In one organization Ludmila consulted for, employees called these token gestures “spalencing” (spa + silencing), suggesting their leaders were out of touch with how bad things actually were. People need to know they and their work matter and that you genuinely care about their needs. That means you first have to understand their needs, and then develop solutions together to meet them. When you blanket simplistic solutions over painful conditions, people feel dismissed, insulted, and like their needs are invalidated. You’d be better off doing nothing than doing something that makes the injury worse.
Make amends when you cause moral harm.
Should you discover that your actions or words led others to feel as though they compromised their values, apologize and make amends. Listen remorsefully and empathetically to how they felt about the situation, knowing that guilt, shame, anxiety, and anger are just some emotions that might accompany what you hear. Don’t defend or try to “explain” yourself. Ask people what you could do to restore lost trust and what advice they have for what you could do differently if faced with similar circumstances.
Many people in the workplace are hurting. They yearn for a sense of humanity and community to be part of their work experience. And they need leaders who will help protect, honor, and strengthen their personal values and moral center, not put them into positions where they feel forced to compromise or abandon them.

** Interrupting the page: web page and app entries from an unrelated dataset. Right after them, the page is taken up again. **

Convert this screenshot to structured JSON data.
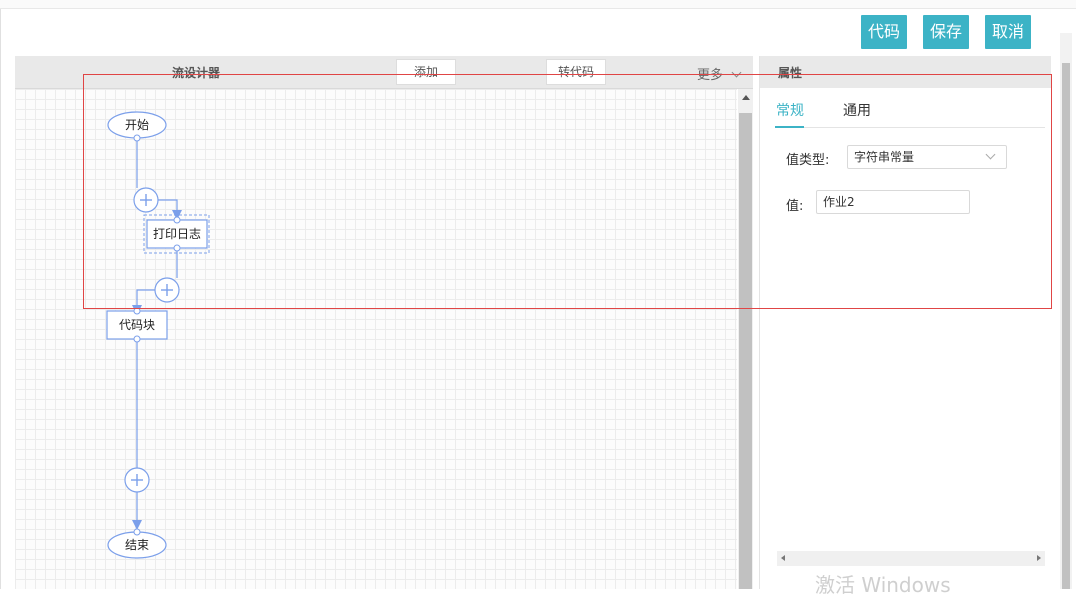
{
  "header": {
    "code_button": "代码",
    "save_button": "保存",
    "cancel_button": "取消"
  },
  "designer": {
    "title": "流设计器",
    "add_button": "添加",
    "to_code_button": "转代码",
    "more_menu": "更多"
  },
  "flow": {
    "start_node": "开始",
    "log_node": "打印日志",
    "code_node": "代码块",
    "end_node": "结束"
  },
  "properties": {
    "title": "属性",
    "tabs": [
      {
        "label": "常规",
        "active": true
      },
      {
        "label": "通用",
        "active": false
      }
    ],
    "value_type_label": "值类型:",
    "value_type_selected": "字符串常量",
    "value_label": "值:",
    "value_input": "作业2"
  },
  "system": {
    "watermark": "激活 Windows"
  },
  "colors": {
    "accent": "#3cb3c6",
    "node_stroke": "#7b9fea",
    "highlight_box": "#e04545"
  }
}
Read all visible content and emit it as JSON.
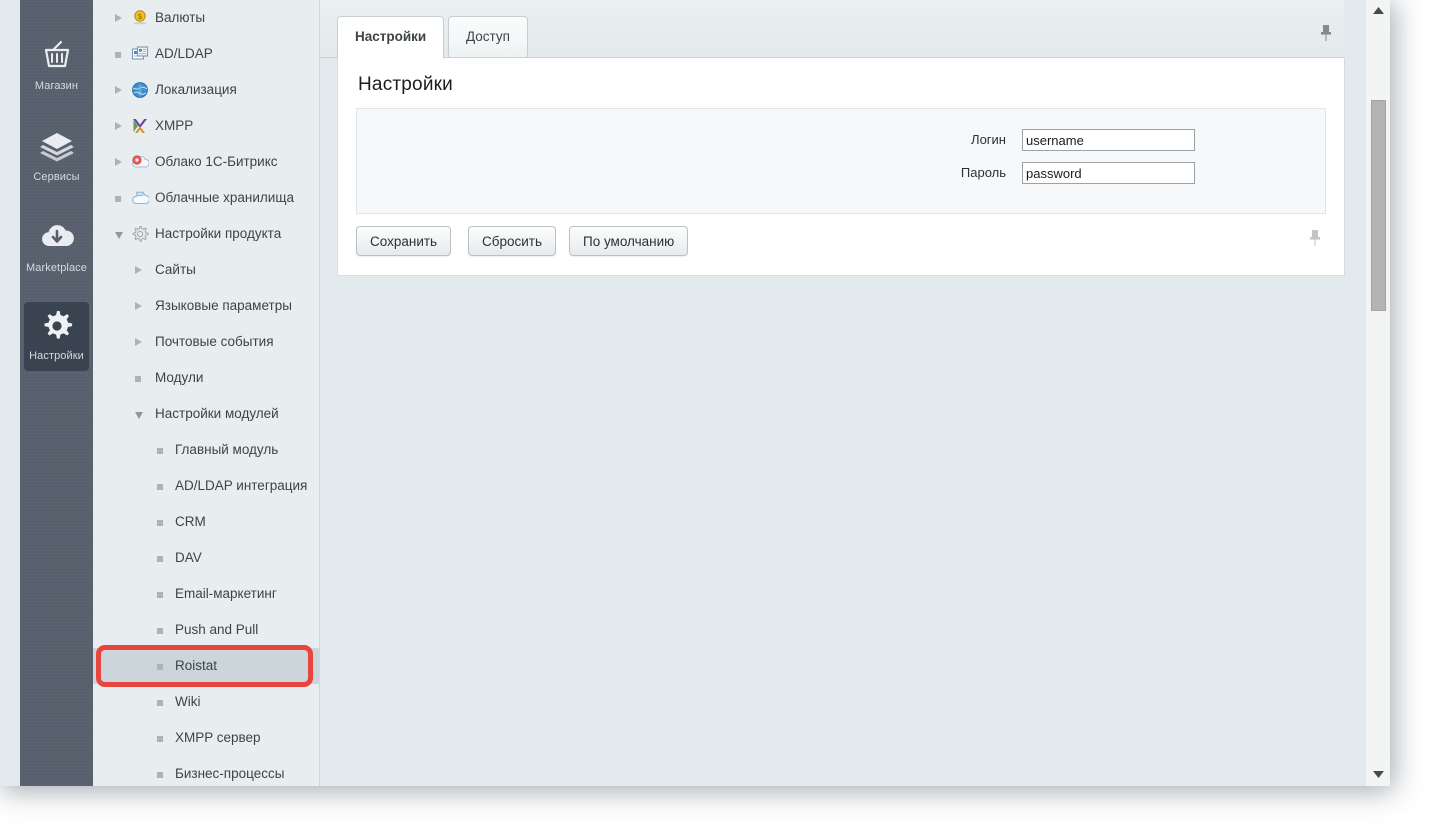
{
  "rail": {
    "items": [
      {
        "label": "Магазин",
        "icon": "basket-icon",
        "active": false
      },
      {
        "label": "Сервисы",
        "icon": "layers-icon",
        "active": false
      },
      {
        "label": "Marketplace",
        "icon": "cloud-down-icon",
        "active": false
      },
      {
        "label": "Настройки",
        "icon": "gear-icon",
        "active": true
      }
    ]
  },
  "tree": {
    "items": [
      {
        "label": "Валюты",
        "depth": 1,
        "marker": "closed",
        "icon": "currency-icon",
        "selected": false
      },
      {
        "label": "AD/LDAP",
        "depth": 1,
        "marker": "bullet",
        "icon": "ldap-icon",
        "selected": false
      },
      {
        "label": "Локализация",
        "depth": 1,
        "marker": "closed",
        "icon": "globe-icon",
        "selected": false
      },
      {
        "label": "XMPP",
        "depth": 1,
        "marker": "closed",
        "icon": "xmpp-icon",
        "selected": false
      },
      {
        "label": "Облако 1С-Битрикс",
        "depth": 1,
        "marker": "closed",
        "icon": "cloud-red-icon",
        "selected": false
      },
      {
        "label": "Облачные хранилища",
        "depth": 1,
        "marker": "bullet",
        "icon": "cloud-blue-icon",
        "selected": false
      },
      {
        "label": "Настройки продукта",
        "depth": 1,
        "marker": "open",
        "icon": "gear-gray-icon",
        "selected": false
      },
      {
        "label": "Сайты",
        "depth": 2,
        "marker": "closed",
        "icon": "",
        "selected": false
      },
      {
        "label": "Языковые параметры",
        "depth": 2,
        "marker": "closed",
        "icon": "",
        "selected": false
      },
      {
        "label": "Почтовые события",
        "depth": 2,
        "marker": "closed",
        "icon": "",
        "selected": false
      },
      {
        "label": "Модули",
        "depth": 2,
        "marker": "bullet",
        "icon": "",
        "selected": false
      },
      {
        "label": "Настройки модулей",
        "depth": 2,
        "marker": "open",
        "icon": "",
        "selected": false
      },
      {
        "label": "Главный модуль",
        "depth": 3,
        "marker": "bullet",
        "icon": "",
        "selected": false
      },
      {
        "label": "AD/LDAP интеграция",
        "depth": 3,
        "marker": "bullet",
        "icon": "",
        "selected": false
      },
      {
        "label": "CRM",
        "depth": 3,
        "marker": "bullet",
        "icon": "",
        "selected": false
      },
      {
        "label": "DAV",
        "depth": 3,
        "marker": "bullet",
        "icon": "",
        "selected": false
      },
      {
        "label": "Email-маркетинг",
        "depth": 3,
        "marker": "bullet",
        "icon": "",
        "selected": false
      },
      {
        "label": "Push and Pull",
        "depth": 3,
        "marker": "bullet",
        "icon": "",
        "selected": false
      },
      {
        "label": "Roistat",
        "depth": 3,
        "marker": "bullet",
        "icon": "",
        "selected": true
      },
      {
        "label": "Wiki",
        "depth": 3,
        "marker": "bullet",
        "icon": "",
        "selected": false
      },
      {
        "label": "XMPP сервер",
        "depth": 3,
        "marker": "bullet",
        "icon": "",
        "selected": false
      },
      {
        "label": "Бизнес-процессы",
        "depth": 3,
        "marker": "bullet",
        "icon": "",
        "selected": false
      }
    ],
    "highlight": {
      "target_label": "Roistat",
      "color": "#e8453c"
    }
  },
  "tabs": [
    {
      "label": "Настройки",
      "active": true
    },
    {
      "label": "Доступ",
      "active": false
    }
  ],
  "panel": {
    "title": "Настройки",
    "fields": [
      {
        "label": "Логин",
        "value": "username",
        "placeholder": "",
        "type": "text"
      },
      {
        "label": "Пароль",
        "value": "password",
        "placeholder": "",
        "type": "text"
      }
    ],
    "buttons": [
      {
        "label": "Сохранить"
      },
      {
        "label": "Сбросить"
      },
      {
        "label": "По умолчанию"
      }
    ]
  },
  "icons": {
    "tab_pin": "pin-icon",
    "bar_pin": "pin-icon",
    "scroll_up": "scroll-up-arrow-icon",
    "scroll_down": "scroll-down-arrow-icon"
  },
  "colors": {
    "page_background": "#e3eaed",
    "rail_background": "#565f6b",
    "rail_active": "#3a4350",
    "tree_background": "#e8eef0",
    "tree_selected": "#ccd5d9",
    "highlight_red": "#e8453c",
    "panel_background": "#ffffff",
    "form_background": "#f6f8f9"
  }
}
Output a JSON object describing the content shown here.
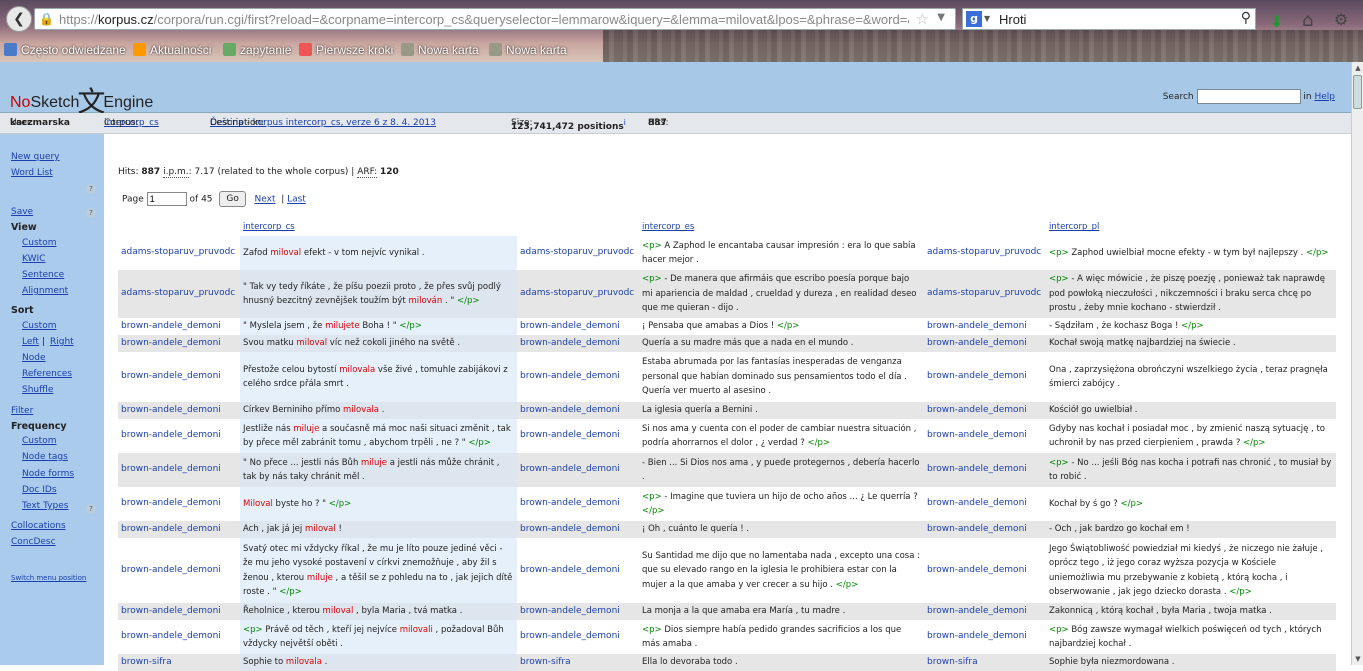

Five years from now, when those you lead today speak about their most important values, will their morally centered convictions have grown because of you, or despite you?
* Real names have been changed.